The Law School Faculty dramatically reversed its position late last night when it voted overwhelmingly to postpone its review of the disciplinary actions against five black students who participated in OBU building seizures last semester.
After meeting behind locked doors in Holyoke Center for more than four hours, the faculty decided to hold one or more meetings over the next three days to discuss the issues of the takeovers and the procedures leading up to the Administrative Board's decisions.
The unexpected decision came after a tense afternoon and night of meetings during which the faculty deliberated for a total of more than seven hours.
A group of more than 60 law students protesting the faculty's plan to consider the punishments gathered outside both meetings all day with the intention of disrupting the meeting if the faculty began to discuss the cases.
Derek C. Bok, dean of the Law Faculty, adjourned Tuesday's faculty meeting after a group of 30 students refused to leave.
The faculty met yesterday afternoon in a special meeting to discuss the suggestion that student representatives participate in the faculty's discussion of the five cases.
Some 60 students-at least half of whom said they would disrupt the meeting if the faculty discussed the cases-waited outside the faculty meeting for three hours to hear the group's decision.
The faculty decided to admit 11 students-three from the Ad Board, and eight from the Student-Faculty Governance Committee-to its meeting, but it adjourned before it could discuss the punishments.
The students were angry with that decision, but they were incensed when Jerome A. Cohen, professor of Law and spokesman for the faculty, announced that the faculty would not divulge the time and place for its next meeting.
"The faculty wanted to minimize any risk that other students would jeopardizetheir careers by trying to disrupt the faculty meeting, and there was the feeling that the conditions were not conducive for discussion," Bok said late last night.
After a number of heated exchanges with faculty members who refused to say where or when the faculty was meeting, the students decided to meet at 7 p.m. to discuss strategy. Several students went to follow faculty members to find the faculty's meeting place.
Bok said last night that the students at the meeting "made very strong representations about how intense the desire was among great numbers of law students to discuss the issues and the procedures." employed by the Ad Board.
Many faculty-still angry and upset by Tuesday's disruption and yesterday afternoon's uncertainity-gradually came to agree with the students that they should not make a decision, one student representative said last night.
The seven students who attended the meeting met before the faculty meeting to discuss their strategy.
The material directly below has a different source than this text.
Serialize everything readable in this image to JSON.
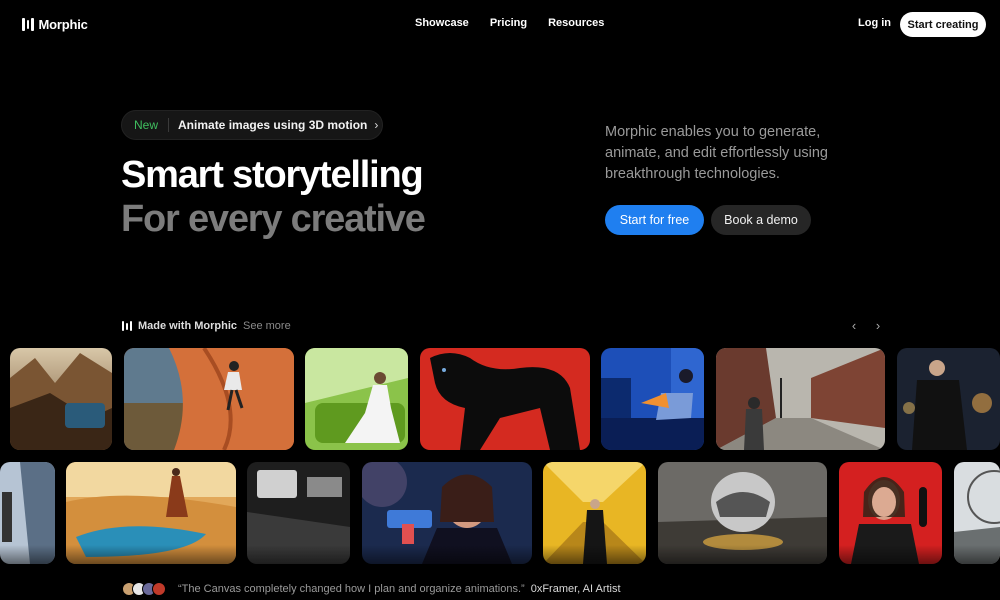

One student. Justin D. Simon. a first-year Law student, left the meeting immediately after reading a statement questioning the legitimacy of the faculty meeting.
Throughout the entire meeting, a group of more than 60 students gathered outside the locked glass doors on the tenth floor. The students had found the meeting by tailing a faculty member.
As Law professors made their late arrivals, walking through the group, the students discussed possible responses to a faculty decision on the cases. But after hearing that the faculty would not make any decision, the group shifted its discussion to how it could convince the students and the faculty to drop the cases altogether.
Gregory K. Pilkington, a second-year Law student who was suspended for the rest of the year by the Ad Board. was with the group all day.